**Exercise:** The records that follow are to be copied word for word. Pictures should be omitted.

Provided material Start Marker

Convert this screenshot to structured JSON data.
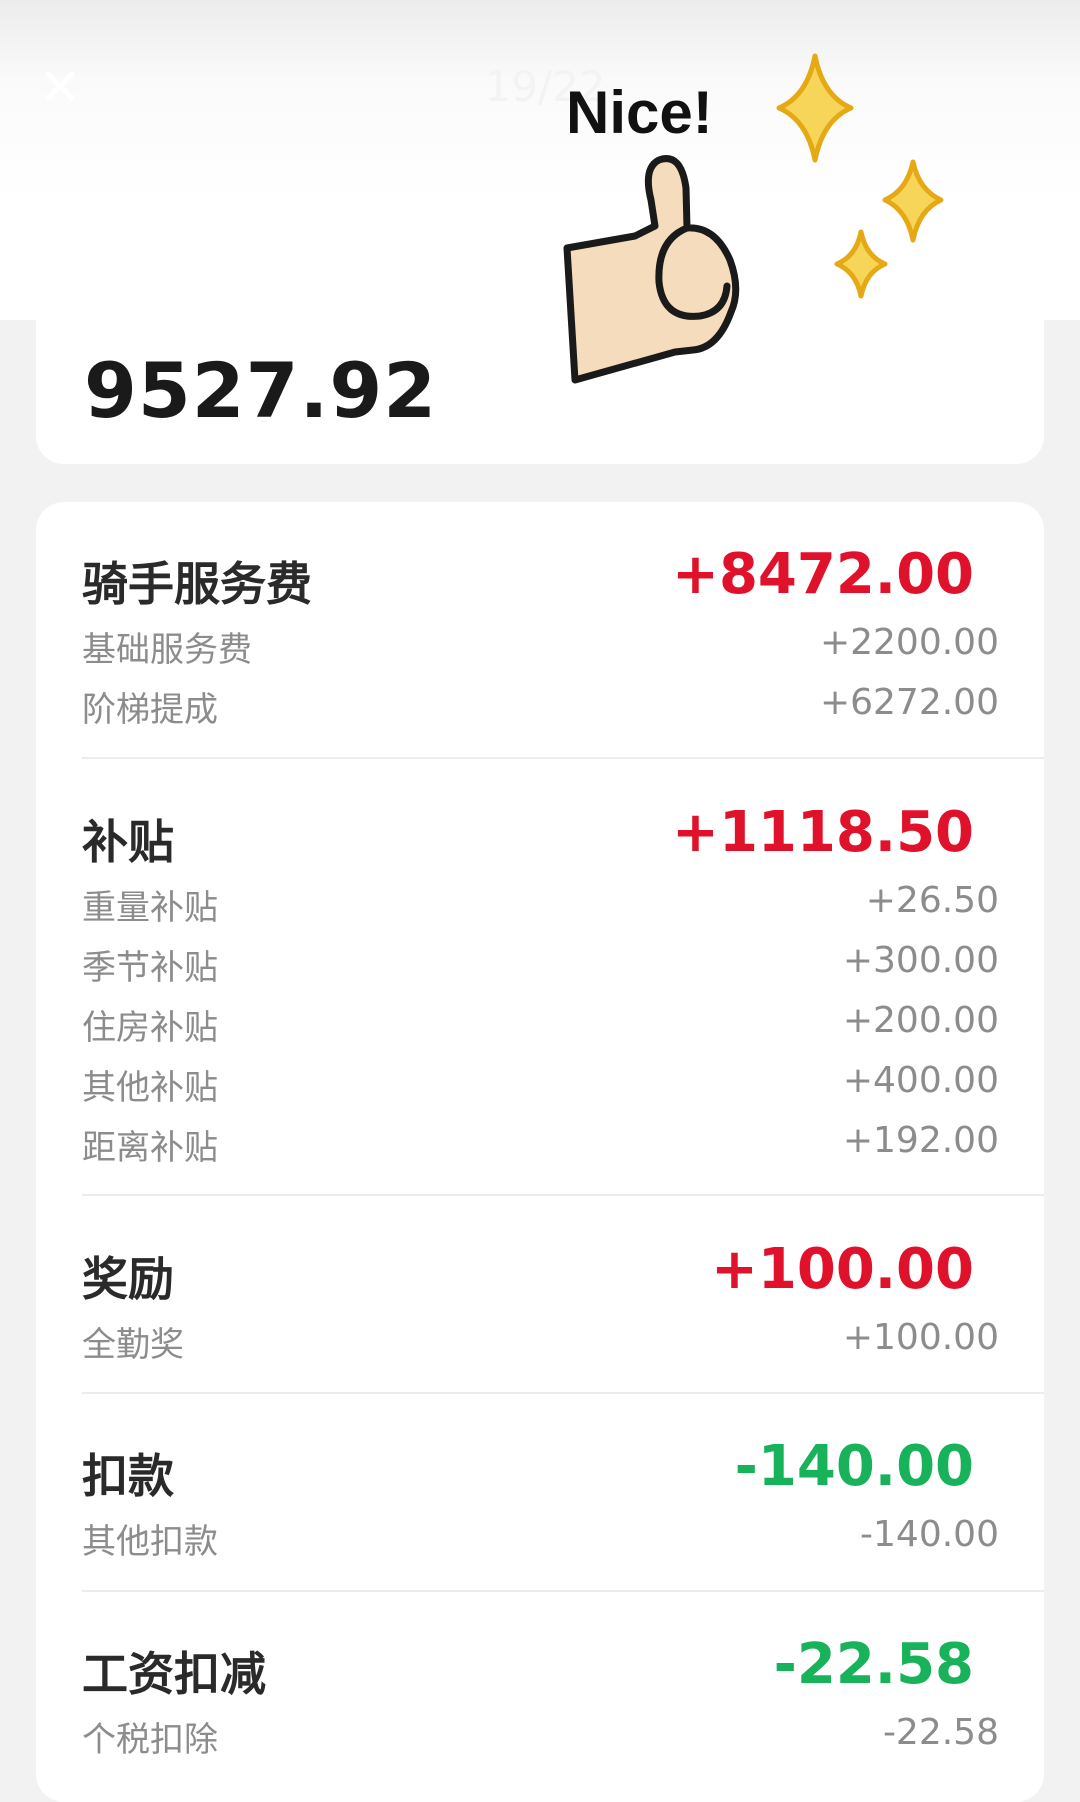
{
  "header": {
    "close_icon": "close-icon",
    "close_glyph": "✕",
    "page_counter": "19/22"
  },
  "summary": {
    "total": "9527.92"
  },
  "sticker": {
    "text": "Nice!",
    "icons": [
      "thumbs-up-icon",
      "sparkle-icon"
    ]
  },
  "colors": {
    "positive": "#e0122b",
    "negative": "#17b25a",
    "detail": "#8c8c8c"
  },
  "sections": [
    {
      "title": "骑手服务费",
      "total": "+8472.00",
      "items": [
        {
          "label": "基础服务费",
          "value": "+2200.00"
        },
        {
          "label": "阶梯提成",
          "value": "+6272.00"
        }
      ]
    },
    {
      "title": "补贴",
      "total": "+1118.50",
      "items": [
        {
          "label": "重量补贴",
          "value": "+26.50"
        },
        {
          "label": "季节补贴",
          "value": "+300.00"
        },
        {
          "label": "住房补贴",
          "value": "+200.00"
        },
        {
          "label": "其他补贴",
          "value": "+400.00"
        },
        {
          "label": "距离补贴",
          "value": "+192.00"
        }
      ]
    },
    {
      "title": "奖励",
      "total": "+100.00",
      "items": [
        {
          "label": "全勤奖",
          "value": "+100.00"
        }
      ]
    },
    {
      "title": "扣款",
      "total": "-140.00",
      "items": [
        {
          "label": "其他扣款",
          "value": "-140.00"
        }
      ]
    },
    {
      "title": "工资扣减",
      "total": "-22.58",
      "items": [
        {
          "label": "个税扣除",
          "value": "-22.58"
        }
      ]
    }
  ]
}
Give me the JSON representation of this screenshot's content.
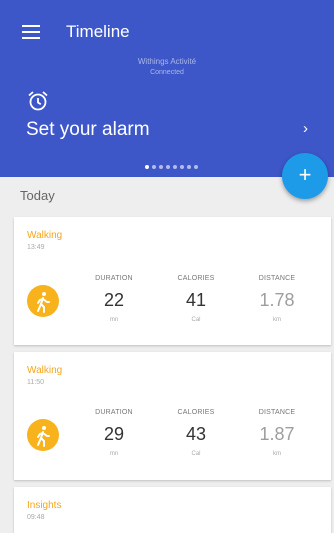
{
  "header": {
    "title": "Timeline",
    "device_name": "Withings Activité",
    "device_status": "Connected",
    "alarm_text": "Set your alarm",
    "carousel_page": 1,
    "carousel_count": 8,
    "background_color": "#3d57c9",
    "icons": {
      "menu": "hamburger-icon",
      "alarm": "alarm-clock-icon",
      "next": "chevron-right-icon"
    }
  },
  "fab": {
    "symbol": "+",
    "color": "#1e9be8",
    "icon": "plus-icon"
  },
  "section": {
    "title": "Today"
  },
  "cards": [
    {
      "type": "Walking",
      "time": "13:49",
      "icon": "walking-icon",
      "metrics": [
        {
          "label": "DURATION",
          "value": "22",
          "unit": "mn"
        },
        {
          "label": "CALORIES",
          "value": "41",
          "unit": "Cal"
        },
        {
          "label": "DISTANCE",
          "value": "1.78",
          "unit": "km"
        }
      ]
    },
    {
      "type": "Walking",
      "time": "11:50",
      "icon": "walking-icon",
      "metrics": [
        {
          "label": "DURATION",
          "value": "29",
          "unit": "mn"
        },
        {
          "label": "CALORIES",
          "value": "43",
          "unit": "Cal"
        },
        {
          "label": "DISTANCE",
          "value": "1.87",
          "unit": "km"
        }
      ]
    },
    {
      "type": "Insights",
      "time": "09:48"
    }
  ],
  "colors": {
    "accent_orange": "#f4a61b",
    "icon_orange": "#f7b21c"
  }
}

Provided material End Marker

**Answer box:**
Convert this screenshot to structured JSON data.
{
  "header": {
    "close_icon": "close-icon",
    "close_glyph": "✕",
    "page_counter": "19/22"
  },
  "summary": {
    "total": "9527.92"
  },
  "sticker": {
    "text": "Nice!",
    "icons": [
      "thumbs-up-icon",
      "sparkle-icon"
    ]
  },
  "colors": {
    "positive": "#e0122b",
    "negative": "#17b25a",
    "detail": "#8c8c8c"
  },
  "sections": [
    {
      "title": "骑手服务费",
      "total": "+8472.00",
      "items": [
        {
          "label": "基础服务费",
          "value": "+2200.00"
        },
        {
          "label": "阶梯提成",
          "value": "+6272.00"
        }
      ]
    },
    {
      "title": "补贴",
      "total": "+1118.50",
      "items": [
        {
          "label": "重量补贴",
          "value": "+26.50"
        },
        {
          "label": "季节补贴",
          "value": "+300.00"
        },
        {
          "label": "住房补贴",
          "value": "+200.00"
        },
        {
          "label": "其他补贴",
          "value": "+400.00"
        },
        {
          "label": "距离补贴",
          "value": "+192.00"
        }
      ]
    },
    {
      "title": "奖励",
      "total": "+100.00",
      "items": [
        {
          "label": "全勤奖",
          "value": "+100.00"
        }
      ]
    },
    {
      "title": "扣款",
      "total": "-140.00",
      "items": [
        {
          "label": "其他扣款",
          "value": "-140.00"
        }
      ]
    },
    {
      "title": "工资扣减",
      "total": "-22.58",
      "items": [
        {
          "label": "个税扣除",
          "value": "-22.58"
        }
      ]
    }
  ]
}
Give me the JSON representation of this screenshot's content.
{
  "header": {
    "title": "Timeline",
    "device_name": "Withings Activité",
    "device_status": "Connected",
    "alarm_text": "Set your alarm",
    "carousel_page": 1,
    "carousel_count": 8,
    "background_color": "#3d57c9",
    "icons": {
      "menu": "hamburger-icon",
      "alarm": "alarm-clock-icon",
      "next": "chevron-right-icon"
    }
  },
  "fab": {
    "symbol": "+",
    "color": "#1e9be8",
    "icon": "plus-icon"
  },
  "section": {
    "title": "Today"
  },
  "cards": [
    {
      "type": "Walking",
      "time": "13:49",
      "icon": "walking-icon",
      "metrics": [
        {
          "label": "DURATION",
          "value": "22",
          "unit": "mn"
        },
        {
          "label": "CALORIES",
          "value": "41",
          "unit": "Cal"
        },
        {
          "label": "DISTANCE",
          "value": "1.78",
          "unit": "km"
        }
      ]
    },
    {
      "type": "Walking",
      "time": "11:50",
      "icon": "walking-icon",
      "metrics": [
        {
          "label": "DURATION",
          "value": "29",
          "unit": "mn"
        },
        {
          "label": "CALORIES",
          "value": "43",
          "unit": "Cal"
        },
        {
          "label": "DISTANCE",
          "value": "1.87",
          "unit": "km"
        }
      ]
    },
    {
      "type": "Insights",
      "time": "09:48"
    }
  ],
  "colors": {
    "accent_orange": "#f4a61b",
    "icon_orange": "#f7b21c"
  }
}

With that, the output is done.